The Dark Eyes of London, if it is remembered by film buffs at all, was famous for being the first film the British censors branded with the H certificate, the H standing for "Horrific". This was both a way of keeping the children out of cinemas showing such movies, and to stigmatise such entertainments, though as they found with the later X certificate, it generated far more interest from the public in such efforts than if it had simply been awarded an A certificate for adult audiences. The British do love their moral panics, as the Video Nasties era had demonstrated, but before VHS was even thought of, there was the thirties horror boom to disdain.

Mostly brought about by Universal Studios and their blockbusters like Dracula and Frankenstein, this craze for fright flicks was big business across the Pond, and in Britain there were attempts to cash in, but it was not to last as the moral guardians saw to it that horror movies were shut down. It now seems incredible that one, albeit major, market could force a Hollywood studio to cease production on their most lucrative franchises, yet this is what happened, and for a few years in the mid-thirties there were no chillers produced at all. However, public interest in them never waned, and a rerelease of the Boris Karloff and Lugosi pictures proved there was a demand for them.

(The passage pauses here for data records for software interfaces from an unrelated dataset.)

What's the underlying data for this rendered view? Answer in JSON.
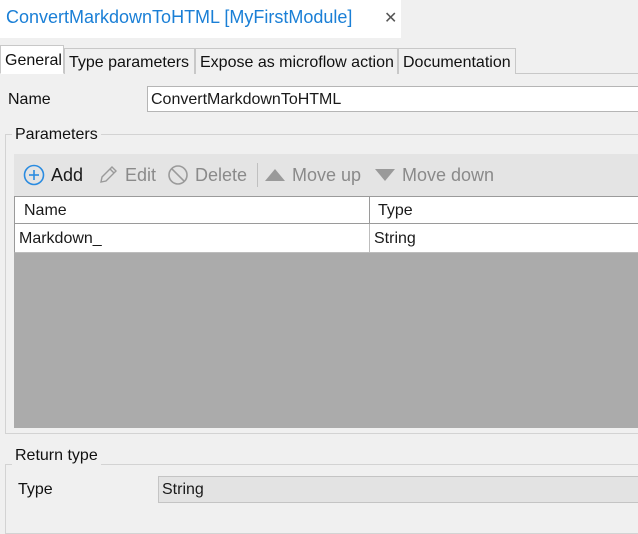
{
  "document_tab": {
    "title": "ConvertMarkdownToHTML [MyFirstModule]",
    "close_glyph": "✕"
  },
  "tabs": [
    {
      "label": "General",
      "active": true
    },
    {
      "label": "Type parameters",
      "active": false
    },
    {
      "label": "Expose as microflow action",
      "active": false
    },
    {
      "label": "Documentation",
      "active": false
    }
  ],
  "general": {
    "name_label": "Name",
    "name_value": "ConvertMarkdownToHTML"
  },
  "parameters": {
    "group_title": "Parameters",
    "toolbar": {
      "add": {
        "label": "Add",
        "icon": "plus-circle-icon",
        "enabled": true
      },
      "edit": {
        "label": "Edit",
        "icon": "pencil-icon",
        "enabled": false
      },
      "delete": {
        "label": "Delete",
        "icon": "no-entry-icon",
        "enabled": false
      },
      "move_up": {
        "label": "Move up",
        "icon": "triangle-up-icon",
        "enabled": false
      },
      "move_down": {
        "label": "Move down",
        "icon": "triangle-down-icon",
        "enabled": false
      }
    },
    "columns": [
      "Name",
      "Type"
    ],
    "rows": [
      {
        "name": "Markdown_",
        "type": "String"
      }
    ]
  },
  "return_type": {
    "group_title": "Return type",
    "type_label": "Type",
    "type_value": "String"
  },
  "colors": {
    "accent": "#1a7fd6",
    "disabled_text": "#8a8a8a",
    "grid_empty": "#ababab"
  }
}
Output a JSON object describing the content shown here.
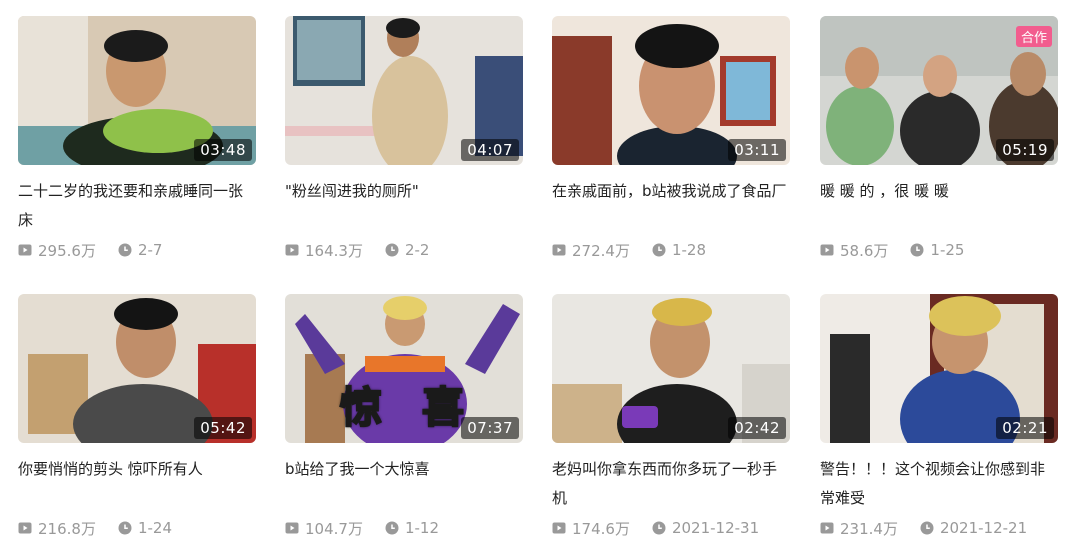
{
  "videos": [
    {
      "title": "二十二岁的我还要和亲戚睡同一张床",
      "duration": "03:48",
      "views": "295.6万",
      "date": "2-7",
      "badge": null
    },
    {
      "title": "\"粉丝闯进我的厕所\"",
      "duration": "04:07",
      "views": "164.3万",
      "date": "2-2",
      "badge": null
    },
    {
      "title": "在亲戚面前，b站被我说成了食品厂",
      "duration": "03:11",
      "views": "272.4万",
      "date": "1-28",
      "badge": null
    },
    {
      "title": "暖 暖 的 ，很 暖 暖",
      "duration": "05:19",
      "views": "58.6万",
      "date": "1-25",
      "badge": "合作"
    },
    {
      "title": "你要悄悄的剪头 惊吓所有人",
      "duration": "05:42",
      "views": "216.8万",
      "date": "1-24",
      "badge": null
    },
    {
      "title": "b站给了我一个大惊喜",
      "duration": "07:37",
      "views": "104.7万",
      "date": "1-12",
      "badge": null,
      "overlay": [
        "惊",
        "喜"
      ]
    },
    {
      "title": "老妈叫你拿东西而你多玩了一秒手机",
      "duration": "02:42",
      "views": "174.6万",
      "date": "2021-12-31",
      "badge": null
    },
    {
      "title": "警告！！！这个视频会让你感到非常难受",
      "duration": "02:21",
      "views": "231.4万",
      "date": "2021-12-21",
      "badge": null
    }
  ],
  "icons": {
    "views": "play-count-icon",
    "date": "clock-icon"
  },
  "colors": {
    "badge": "#f25d8e",
    "meta": "#999999",
    "title": "#222222"
  }
}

Keen to get in on the act, British producers snapped up horror talent for their own works, and The Dark Eyes of London was Lugosi's main contribution, a juicy role of the sort he was not really getting in Hollywood. He would doubtless have made more, only the Second World War broke out, and made travelling a lot more perilous, which meant more Poverty Row B-movies for poor old Bela, but at least he could point to this and say, yes, I can deliver a proper performance in a well-mounted film and, though he was far from appearing in every scene, he could legitimately been observed to carry it and be responsible for its success. Supporting him was a motley crew of leads and character actors, with the Brylcreemed Williams the ideal inspector for this Edgar Wallace adaptation.

Joining them as the leading lady was Norwegian sensation Greta Gynt (though she had lived in Britain since she was small), adding a touch of visual appeal to what was otherwise very dour and creepy. We were asked to find a home for the blind as the most unnerving place possible, which the film finally relents and admits these sightless men are merely unfortunate and not the real villains, though one of them actually is, the hulking brute Jake (Wilfred Walter) who does the dastardly doctor's dirty work for him. Also here was Edmon Ryan, an American import to connect with the American market and to add comic relief as a Chicago cop who is there in London because... well, good question. Just to ensure things don't get too morbid, perhaps. Seen for decades in poor public domain dupes, the film was eventually restored and highlighted a very enjoyable, shivery horror yarn that saw its profile rise above its previous dismissal, and can be recommended on that level. Jess Franco, anyway, must have liked it. Music by Guy Jones.

[The Dark Eyes of London is on Blu-ray and DVD 11 October 2021 from Network.]
Reviewer: Graeme Clark

 

This review has been viewed 334 time(s).

As a member you could Rate this film

 
Review Comments (0)


Untitled 1

Login
  Username:
 
  Password:
 
   
 
Forgotten your details? Enter email address in Username box and click Reminder. Your details will be emailed to you.
   

Latest Poll
Which star probably has psychic powers?
Laurence Fishburne
Nicolas Cage
Anya Taylor-Joy
Patrick Stewart
Sissy Spacek
Michelle Yeoh
Aubrey Plaza
Tom Cruise
Beatrice Dalle
Michael Ironside
   
 
   

Recent Visitors
Graeme Clark
Darren Jones
Andrew Pragasam
Jason Cook
Enoch Sneed
  Desbris M
  Paul Tuersley
  Chris Garbutt
   

 

Last Updated: